**What to produce:** All of the entries should be restated word for word, but without their pictures.

Segment Start: Extracted records

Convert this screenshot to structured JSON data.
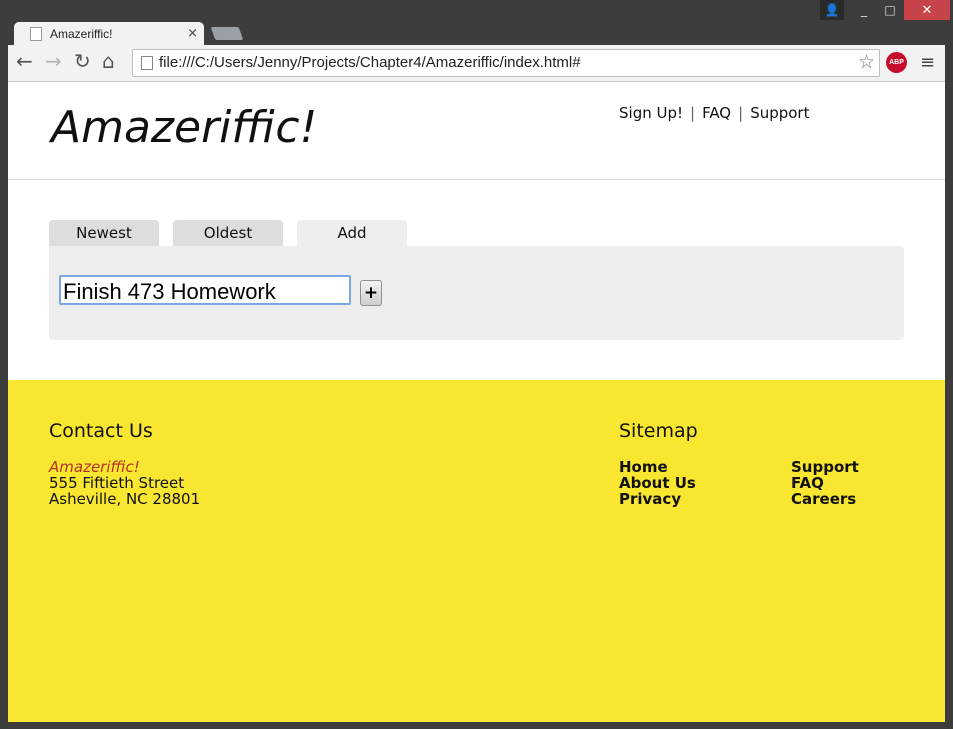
{
  "browser": {
    "tab_title": "Amazeriffic!",
    "tab_close": "×",
    "url": "file:///C:/Users/Jenny/Projects/Chapter4/Amazeriffic/index.html#",
    "abp_label": "ABP",
    "window_buttons": {
      "user": "👤",
      "minimize": "_",
      "maximize": "□",
      "close": "✕"
    },
    "nav": {
      "back": "←",
      "forward": "→",
      "reload": "↻",
      "home": "⌂",
      "star": "☆",
      "menu": "≡"
    }
  },
  "header": {
    "site_title": "Amazeriffic!",
    "nav": [
      "Sign Up!",
      "FAQ",
      "Support"
    ],
    "separator": "|"
  },
  "main": {
    "tabs": [
      {
        "label": "Newest",
        "active": false
      },
      {
        "label": "Oldest",
        "active": false
      },
      {
        "label": "Add",
        "active": true
      }
    ],
    "todo_input_value": "Finish 473 Homework",
    "add_button_label": "+"
  },
  "footer": {
    "contact_heading": "Contact Us",
    "company": "Amazeriffic!",
    "address_line1": "555 Fiftieth Street",
    "address_line2": "Asheville, NC 28801",
    "sitemap_heading": "Sitemap",
    "sitemap_col1": [
      "Home",
      "About Us",
      "Privacy"
    ],
    "sitemap_col2": [
      "Support",
      "FAQ",
      "Careers"
    ]
  },
  "colors": {
    "footer_bg": "#f8e630",
    "company_name": "#b5322b",
    "tab_bg": "#dddddd",
    "panel_bg": "#eeeeee"
  }
}
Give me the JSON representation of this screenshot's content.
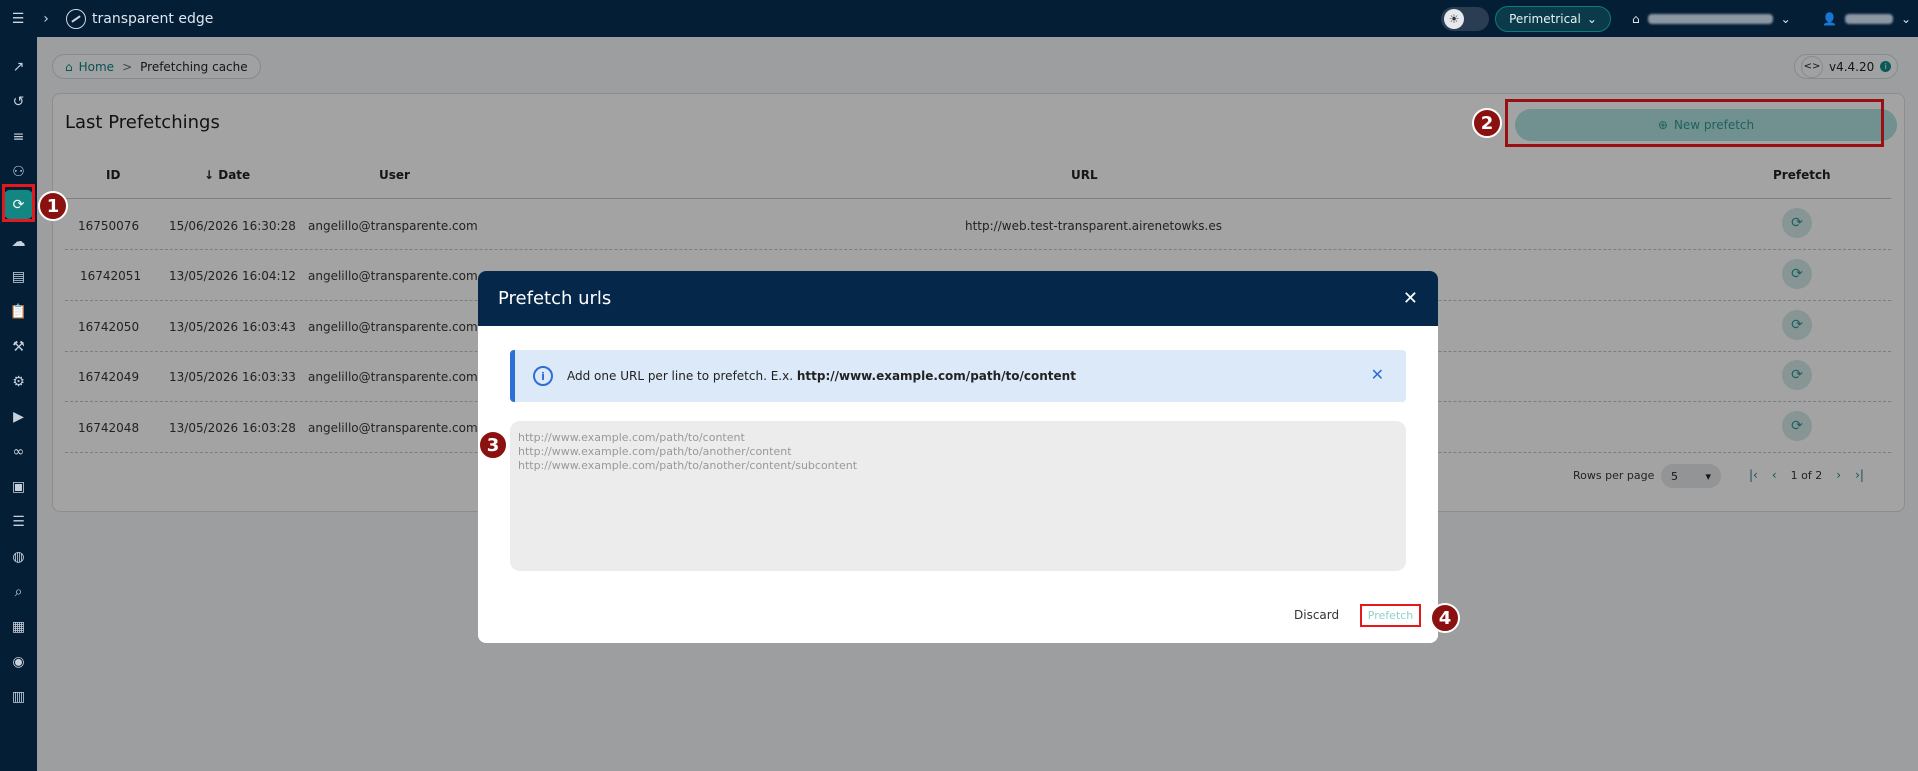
{
  "topbar": {
    "logo_text": "transparent edge",
    "env_label": "Perimetrical",
    "env_chevron": "⌄",
    "org_icon": "building-icon",
    "user_icon": "user-icon"
  },
  "sidebar": {
    "items": [
      "chart-icon",
      "history-icon",
      "list-icon",
      "users-icon",
      "prefetch-icon",
      "cloud-off-icon",
      "server-icon",
      "clipboard-icon",
      "tools-icon",
      "robot-icon",
      "video-icon",
      "voicemail-icon",
      "play-icon",
      "menu-list-icon",
      "globe-icon",
      "search-icon",
      "widgets-icon",
      "support-icon",
      "book-icon"
    ],
    "active_index": 4
  },
  "breadcrumb": {
    "home": "Home",
    "separator": ">",
    "current": "Prefetching cache"
  },
  "version": {
    "label": "v4.4.20",
    "code_glyph": "<>"
  },
  "card": {
    "title": "Last Prefetchings",
    "new_prefetch_label": "New prefetch",
    "columns": {
      "id": "ID",
      "date": "Date",
      "user": "User",
      "url": "URL",
      "prefetch": "Prefetch"
    },
    "rows": [
      {
        "id": "16750076",
        "date": "15/06/2026 16:30:28",
        "user": "angelillo@transparente.com",
        "url": "http://web.test-transparent.airenetowks.es"
      },
      {
        "id": "16742051",
        "date": "13/05/2026 16:04:12",
        "user": "angelillo@transparente.com",
        "url": ""
      },
      {
        "id": "16742050",
        "date": "13/05/2026 16:03:43",
        "user": "angelillo@transparente.com",
        "url": ""
      },
      {
        "id": "16742049",
        "date": "13/05/2026 16:03:33",
        "user": "angelillo@transparente.com",
        "url": ""
      },
      {
        "id": "16742048",
        "date": "13/05/2026 16:03:28",
        "user": "angelillo@transparente.com",
        "url": ""
      }
    ],
    "rows_per_page_label": "Rows per page",
    "rows_per_page_value": "5",
    "page_info": "1 of 2"
  },
  "modal": {
    "title": "Prefetch urls",
    "info_text": "Add one URL per line to prefetch. E.x. ",
    "info_example": "http://www.example.com/path/to/content",
    "textarea_placeholder": "http://www.example.com/path/to/content\nhttp://www.example.com/path/to/another/content\nhttp://www.example.com/path/to/another/content/subcontent",
    "discard_label": "Discard",
    "prefetch_label": "Prefetch"
  },
  "badges": [
    "1",
    "2",
    "3",
    "4"
  ],
  "colors": {
    "navy": "#041e36",
    "teal": "#138583",
    "highlight_red": "#e5181c",
    "badge_red": "#8b1010"
  }
}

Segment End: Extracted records

**Exercise solution:**
Convert this screenshot to structured JSON data.
{
  "browser": {
    "tab_title": "Amazeriffic!",
    "tab_close": "×",
    "url": "file:///C:/Users/Jenny/Projects/Chapter4/Amazeriffic/index.html#",
    "abp_label": "ABP",
    "window_buttons": {
      "user": "👤",
      "minimize": "_",
      "maximize": "□",
      "close": "✕"
    },
    "nav": {
      "back": "←",
      "forward": "→",
      "reload": "↻",
      "home": "⌂",
      "star": "☆",
      "menu": "≡"
    }
  },
  "header": {
    "site_title": "Amazeriffic!",
    "nav": [
      "Sign Up!",
      "FAQ",
      "Support"
    ],
    "separator": "|"
  },
  "main": {
    "tabs": [
      {
        "label": "Newest",
        "active": false
      },
      {
        "label": "Oldest",
        "active": false
      },
      {
        "label": "Add",
        "active": true
      }
    ],
    "todo_input_value": "Finish 473 Homework",
    "add_button_label": "+"
  },
  "footer": {
    "contact_heading": "Contact Us",
    "company": "Amazeriffic!",
    "address_line1": "555 Fiftieth Street",
    "address_line2": "Asheville, NC 28801",
    "sitemap_heading": "Sitemap",
    "sitemap_col1": [
      "Home",
      "About Us",
      "Privacy"
    ],
    "sitemap_col2": [
      "Support",
      "FAQ",
      "Careers"
    ]
  },
  "colors": {
    "footer_bg": "#f8e630",
    "company_name": "#b5322b",
    "tab_bg": "#dddddd",
    "panel_bg": "#eeeeee"
  }
}
Give me the JSON representation of this screenshot's content.
{
  "topbar": {
    "logo_text": "transparent edge",
    "env_label": "Perimetrical",
    "env_chevron": "⌄",
    "org_icon": "building-icon",
    "user_icon": "user-icon"
  },
  "sidebar": {
    "items": [
      "chart-icon",
      "history-icon",
      "list-icon",
      "users-icon",
      "prefetch-icon",
      "cloud-off-icon",
      "server-icon",
      "clipboard-icon",
      "tools-icon",
      "robot-icon",
      "video-icon",
      "voicemail-icon",
      "play-icon",
      "menu-list-icon",
      "globe-icon",
      "search-icon",
      "widgets-icon",
      "support-icon",
      "book-icon"
    ],
    "active_index": 4
  },
  "breadcrumb": {
    "home": "Home",
    "separator": ">",
    "current": "Prefetching cache"
  },
  "version": {
    "label": "v4.4.20",
    "code_glyph": "<>"
  },
  "card": {
    "title": "Last Prefetchings",
    "new_prefetch_label": "New prefetch",
    "columns": {
      "id": "ID",
      "date": "Date",
      "user": "User",
      "url": "URL",
      "prefetch": "Prefetch"
    },
    "rows": [
      {
        "id": "16750076",
        "date": "15/06/2026 16:30:28",
        "user": "angelillo@transparente.com",
        "url": "http://web.test-transparent.airenetowks.es"
      },
      {
        "id": "16742051",
        "date": "13/05/2026 16:04:12",
        "user": "angelillo@transparente.com",
        "url": ""
      },
      {
        "id": "16742050",
        "date": "13/05/2026 16:03:43",
        "user": "angelillo@transparente.com",
        "url": ""
      },
      {
        "id": "16742049",
        "date": "13/05/2026 16:03:33",
        "user": "angelillo@transparente.com",
        "url": ""
      },
      {
        "id": "16742048",
        "date": "13/05/2026 16:03:28",
        "user": "angelillo@transparente.com",
        "url": ""
      }
    ],
    "rows_per_page_label": "Rows per page",
    "rows_per_page_value": "5",
    "page_info": "1 of 2"
  },
  "modal": {
    "title": "Prefetch urls",
    "info_text": "Add one URL per line to prefetch. E.x. ",
    "info_example": "http://www.example.com/path/to/content",
    "textarea_placeholder": "http://www.example.com/path/to/content\nhttp://www.example.com/path/to/another/content\nhttp://www.example.com/path/to/another/content/subcontent",
    "discard_label": "Discard",
    "prefetch_label": "Prefetch"
  },
  "badges": [
    "1",
    "2",
    "3",
    "4"
  ],
  "colors": {
    "navy": "#041e36",
    "teal": "#138583",
    "highlight_red": "#e5181c",
    "badge_red": "#8b1010"
  }
}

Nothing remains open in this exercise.